EVERY firearm users licence (FUL) issued under the pen of former Police Commissioner Gary Griffith will be investigated, again.
On Tuesday National Security Minister Fitzgerald Hinds announced that a six-member team, comprising of three former police officers will conduct an audit of the firearms, ammunition and other aspects of the FUL issued in the past three years.
The audit comes one week after retired Justice Stanley John completed his investigation into the same matter after he was commissioned by the Police Service Commission (PSC) in September.
DCP Mc Donald Jacob said three retired officers – Wellington Virgil, Raymond Craig and Luke Charles – along with three current officers and a secretariat from the National Security Ministry will oversee the audit. He could not say if the auditors would be paid.
In announcing the audit, Hinds said John's report triggered the new investigation.
John was hired to conduct the investigation after the National Security Council (NSC), chaired by the Prime Minister, appointed retired Rear Admiral Hayden Pritchard and retired Snr Supt Arthur Barrington last December to look into the issuing of FULs.
Under Griffith, over 5,000 FULs were granted, with over 100 civilians being allowed to carry semi-automatic weapons. Before his tenure, an average of 200 FULs were issued annually, mainly for civilians to carry handguns and shotguns.
The Police Complaints Authority (PCA) is also investigating the matter even as police are conducting a criminal probe into the FUL process.

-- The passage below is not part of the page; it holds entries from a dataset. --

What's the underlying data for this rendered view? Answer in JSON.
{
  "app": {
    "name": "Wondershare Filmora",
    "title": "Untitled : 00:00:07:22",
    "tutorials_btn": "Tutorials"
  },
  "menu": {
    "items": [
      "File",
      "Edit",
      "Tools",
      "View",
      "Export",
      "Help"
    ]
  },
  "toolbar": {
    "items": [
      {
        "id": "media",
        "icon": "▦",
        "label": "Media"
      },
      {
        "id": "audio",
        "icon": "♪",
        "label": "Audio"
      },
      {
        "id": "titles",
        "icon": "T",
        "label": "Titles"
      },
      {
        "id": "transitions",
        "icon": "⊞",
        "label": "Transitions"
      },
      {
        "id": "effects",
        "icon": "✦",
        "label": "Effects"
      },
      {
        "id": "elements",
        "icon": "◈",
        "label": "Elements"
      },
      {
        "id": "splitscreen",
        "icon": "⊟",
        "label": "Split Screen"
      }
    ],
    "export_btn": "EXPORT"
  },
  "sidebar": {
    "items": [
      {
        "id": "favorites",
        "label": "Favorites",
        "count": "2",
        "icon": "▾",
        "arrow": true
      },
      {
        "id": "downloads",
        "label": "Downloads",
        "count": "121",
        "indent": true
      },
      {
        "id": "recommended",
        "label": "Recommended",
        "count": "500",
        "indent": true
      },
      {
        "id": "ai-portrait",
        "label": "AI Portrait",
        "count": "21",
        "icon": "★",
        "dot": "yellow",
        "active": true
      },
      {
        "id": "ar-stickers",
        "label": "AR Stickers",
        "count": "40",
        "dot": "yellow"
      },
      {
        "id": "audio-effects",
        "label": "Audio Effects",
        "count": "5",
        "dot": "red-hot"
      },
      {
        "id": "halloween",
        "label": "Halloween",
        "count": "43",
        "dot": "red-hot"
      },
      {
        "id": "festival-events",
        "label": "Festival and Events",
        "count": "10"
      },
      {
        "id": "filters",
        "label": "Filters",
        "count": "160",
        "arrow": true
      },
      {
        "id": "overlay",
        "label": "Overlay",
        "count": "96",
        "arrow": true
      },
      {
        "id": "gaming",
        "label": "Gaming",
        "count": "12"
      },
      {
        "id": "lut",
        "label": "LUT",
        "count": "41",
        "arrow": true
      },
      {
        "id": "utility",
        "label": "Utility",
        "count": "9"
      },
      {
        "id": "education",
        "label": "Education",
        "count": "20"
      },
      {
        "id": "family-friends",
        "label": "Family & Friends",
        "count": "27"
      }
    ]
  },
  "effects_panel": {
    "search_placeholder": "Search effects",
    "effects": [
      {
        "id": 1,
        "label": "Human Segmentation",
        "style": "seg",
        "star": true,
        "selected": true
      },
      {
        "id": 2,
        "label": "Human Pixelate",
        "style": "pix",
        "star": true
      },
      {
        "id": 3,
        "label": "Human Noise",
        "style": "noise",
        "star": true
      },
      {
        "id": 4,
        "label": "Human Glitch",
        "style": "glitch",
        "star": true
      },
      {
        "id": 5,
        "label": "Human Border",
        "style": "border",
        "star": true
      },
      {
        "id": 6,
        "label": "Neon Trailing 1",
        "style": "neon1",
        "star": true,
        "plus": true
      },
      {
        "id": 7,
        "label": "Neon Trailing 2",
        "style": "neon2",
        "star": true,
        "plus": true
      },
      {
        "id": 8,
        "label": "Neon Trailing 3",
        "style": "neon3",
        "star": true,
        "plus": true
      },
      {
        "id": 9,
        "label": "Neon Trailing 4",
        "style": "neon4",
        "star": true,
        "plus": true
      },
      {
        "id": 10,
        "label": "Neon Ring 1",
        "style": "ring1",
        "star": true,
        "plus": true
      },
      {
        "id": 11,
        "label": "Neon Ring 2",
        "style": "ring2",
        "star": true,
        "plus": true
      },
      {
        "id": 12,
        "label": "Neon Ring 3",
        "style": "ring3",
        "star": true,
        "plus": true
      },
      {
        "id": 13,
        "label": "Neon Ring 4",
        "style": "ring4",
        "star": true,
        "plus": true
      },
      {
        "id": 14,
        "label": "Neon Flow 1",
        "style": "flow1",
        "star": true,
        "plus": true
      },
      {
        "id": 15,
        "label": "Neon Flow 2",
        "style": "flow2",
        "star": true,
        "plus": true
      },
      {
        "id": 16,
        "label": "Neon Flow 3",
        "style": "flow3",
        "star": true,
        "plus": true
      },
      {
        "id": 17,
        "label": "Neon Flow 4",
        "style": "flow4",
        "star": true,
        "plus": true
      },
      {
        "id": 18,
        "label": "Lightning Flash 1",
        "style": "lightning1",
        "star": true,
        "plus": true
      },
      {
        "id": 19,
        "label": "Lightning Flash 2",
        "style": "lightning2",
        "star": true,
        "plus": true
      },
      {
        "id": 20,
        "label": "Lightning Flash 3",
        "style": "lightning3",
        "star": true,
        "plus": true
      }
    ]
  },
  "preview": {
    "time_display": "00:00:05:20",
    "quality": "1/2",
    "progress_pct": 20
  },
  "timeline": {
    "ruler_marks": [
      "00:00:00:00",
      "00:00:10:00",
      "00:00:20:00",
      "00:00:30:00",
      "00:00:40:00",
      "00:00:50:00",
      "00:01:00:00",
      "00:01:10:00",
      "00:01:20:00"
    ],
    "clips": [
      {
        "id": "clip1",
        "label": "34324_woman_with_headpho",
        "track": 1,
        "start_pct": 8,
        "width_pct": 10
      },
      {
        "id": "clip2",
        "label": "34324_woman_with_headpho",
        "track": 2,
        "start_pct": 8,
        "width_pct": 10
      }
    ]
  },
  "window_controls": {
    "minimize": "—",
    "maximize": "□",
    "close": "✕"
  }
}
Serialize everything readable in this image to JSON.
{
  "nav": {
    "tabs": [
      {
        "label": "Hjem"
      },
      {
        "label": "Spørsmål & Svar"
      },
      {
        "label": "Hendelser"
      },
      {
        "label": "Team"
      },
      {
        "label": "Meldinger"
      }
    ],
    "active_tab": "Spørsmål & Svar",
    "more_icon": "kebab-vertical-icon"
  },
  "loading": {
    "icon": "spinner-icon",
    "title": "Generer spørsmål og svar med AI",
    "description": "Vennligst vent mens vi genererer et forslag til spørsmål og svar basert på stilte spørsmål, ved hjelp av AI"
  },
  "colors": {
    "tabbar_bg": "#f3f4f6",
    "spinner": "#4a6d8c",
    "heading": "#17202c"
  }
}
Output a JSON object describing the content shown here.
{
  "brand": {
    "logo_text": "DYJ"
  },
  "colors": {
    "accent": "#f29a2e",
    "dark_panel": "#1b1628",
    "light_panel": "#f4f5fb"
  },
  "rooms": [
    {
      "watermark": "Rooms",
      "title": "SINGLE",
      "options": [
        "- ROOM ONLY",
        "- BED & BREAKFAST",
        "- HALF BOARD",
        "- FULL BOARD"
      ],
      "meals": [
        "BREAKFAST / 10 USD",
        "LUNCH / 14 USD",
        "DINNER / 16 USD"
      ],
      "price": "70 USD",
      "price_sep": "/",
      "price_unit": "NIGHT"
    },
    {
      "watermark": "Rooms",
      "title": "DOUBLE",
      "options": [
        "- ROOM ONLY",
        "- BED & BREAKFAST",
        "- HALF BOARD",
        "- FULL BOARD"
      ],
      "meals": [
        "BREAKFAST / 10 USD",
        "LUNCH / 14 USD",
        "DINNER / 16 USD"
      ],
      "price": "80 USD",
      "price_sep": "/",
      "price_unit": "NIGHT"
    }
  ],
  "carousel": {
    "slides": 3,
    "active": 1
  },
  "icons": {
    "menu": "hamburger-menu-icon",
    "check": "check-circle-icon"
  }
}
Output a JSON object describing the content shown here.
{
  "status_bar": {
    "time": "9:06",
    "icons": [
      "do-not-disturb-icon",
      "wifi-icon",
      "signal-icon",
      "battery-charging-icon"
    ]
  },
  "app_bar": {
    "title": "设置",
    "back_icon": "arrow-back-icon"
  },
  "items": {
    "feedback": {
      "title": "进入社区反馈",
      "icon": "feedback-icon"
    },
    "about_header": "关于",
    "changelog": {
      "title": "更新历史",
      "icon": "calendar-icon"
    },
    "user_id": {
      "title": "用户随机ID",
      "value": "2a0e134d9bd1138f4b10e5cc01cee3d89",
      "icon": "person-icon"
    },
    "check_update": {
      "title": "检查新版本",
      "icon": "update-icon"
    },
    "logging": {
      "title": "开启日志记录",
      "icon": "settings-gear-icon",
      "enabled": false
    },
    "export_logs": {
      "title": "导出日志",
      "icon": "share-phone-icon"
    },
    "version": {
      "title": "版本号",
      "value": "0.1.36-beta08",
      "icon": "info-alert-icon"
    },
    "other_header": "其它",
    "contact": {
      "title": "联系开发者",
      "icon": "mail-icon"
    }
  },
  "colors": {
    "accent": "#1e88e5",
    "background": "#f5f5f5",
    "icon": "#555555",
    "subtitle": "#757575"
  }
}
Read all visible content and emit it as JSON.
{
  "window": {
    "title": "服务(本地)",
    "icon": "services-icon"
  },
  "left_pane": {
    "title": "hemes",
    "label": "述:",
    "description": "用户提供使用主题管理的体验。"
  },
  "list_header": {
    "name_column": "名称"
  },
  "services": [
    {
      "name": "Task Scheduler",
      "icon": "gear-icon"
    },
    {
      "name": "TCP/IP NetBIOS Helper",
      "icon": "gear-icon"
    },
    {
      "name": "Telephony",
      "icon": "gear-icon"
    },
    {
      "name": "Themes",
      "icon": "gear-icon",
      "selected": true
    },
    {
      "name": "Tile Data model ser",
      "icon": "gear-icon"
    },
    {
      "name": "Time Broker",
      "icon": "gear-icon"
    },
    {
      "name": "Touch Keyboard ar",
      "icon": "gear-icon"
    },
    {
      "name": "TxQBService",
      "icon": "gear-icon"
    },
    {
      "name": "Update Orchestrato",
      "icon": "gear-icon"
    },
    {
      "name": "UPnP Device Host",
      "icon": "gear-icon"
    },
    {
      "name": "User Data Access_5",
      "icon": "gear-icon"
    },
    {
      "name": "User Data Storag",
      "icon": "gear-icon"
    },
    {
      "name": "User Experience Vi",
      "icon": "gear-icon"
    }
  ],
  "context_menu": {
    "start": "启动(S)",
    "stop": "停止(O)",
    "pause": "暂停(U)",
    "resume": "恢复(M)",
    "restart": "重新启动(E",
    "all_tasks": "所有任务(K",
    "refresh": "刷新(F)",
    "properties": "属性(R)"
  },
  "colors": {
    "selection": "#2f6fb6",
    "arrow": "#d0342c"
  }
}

“John found in his investigation that there were issues that directly impacted the business of the national security of Trinidad and Tobago. Sufficiently so that he shared the report with the chairman of the National Security Council.”
Hinds said Dr Rowley instructed him to speak with Jacob for an audit to be done. The audit will not only look at the firearms unit of the police service but gun dealers and shooting ranges. The auditors will have three months to complete their audit.
Hinds said while there were other investigations in the past into the unit, with not much coming out of them, he encouraged the population to “wait and see” what comes out of this one.
The investigations came following media reports last year of alleged impropriety in the granting of licenses.
The firearms unit was moved from under the human resource (HR) department and placed directly under the authority of Griffith.
Prior to it being a subset of the HR department, it formed part of the now-defunct Organised Crime Narcotics and Firearms Bureau (OCNFB).
In response, Griffith said it was disappointing that the National Security Minister called a media conference to address legal firearms while all the murders committed are with illegal guns.
In a voice recording sent to Newsday, Griffith said: “This has indeed been a disappointment. One would have thought, in a situation where prison officers are being gunned down, dozens of law abiding citizens been killed in cold blood in broad daylight, one would have thought that the focus of this media conference would have been to deal with the problems of illegal firearms.”
He added that there have been other investigations in the past with nothing improper being uncovered and this one will just be another report with the same outcome.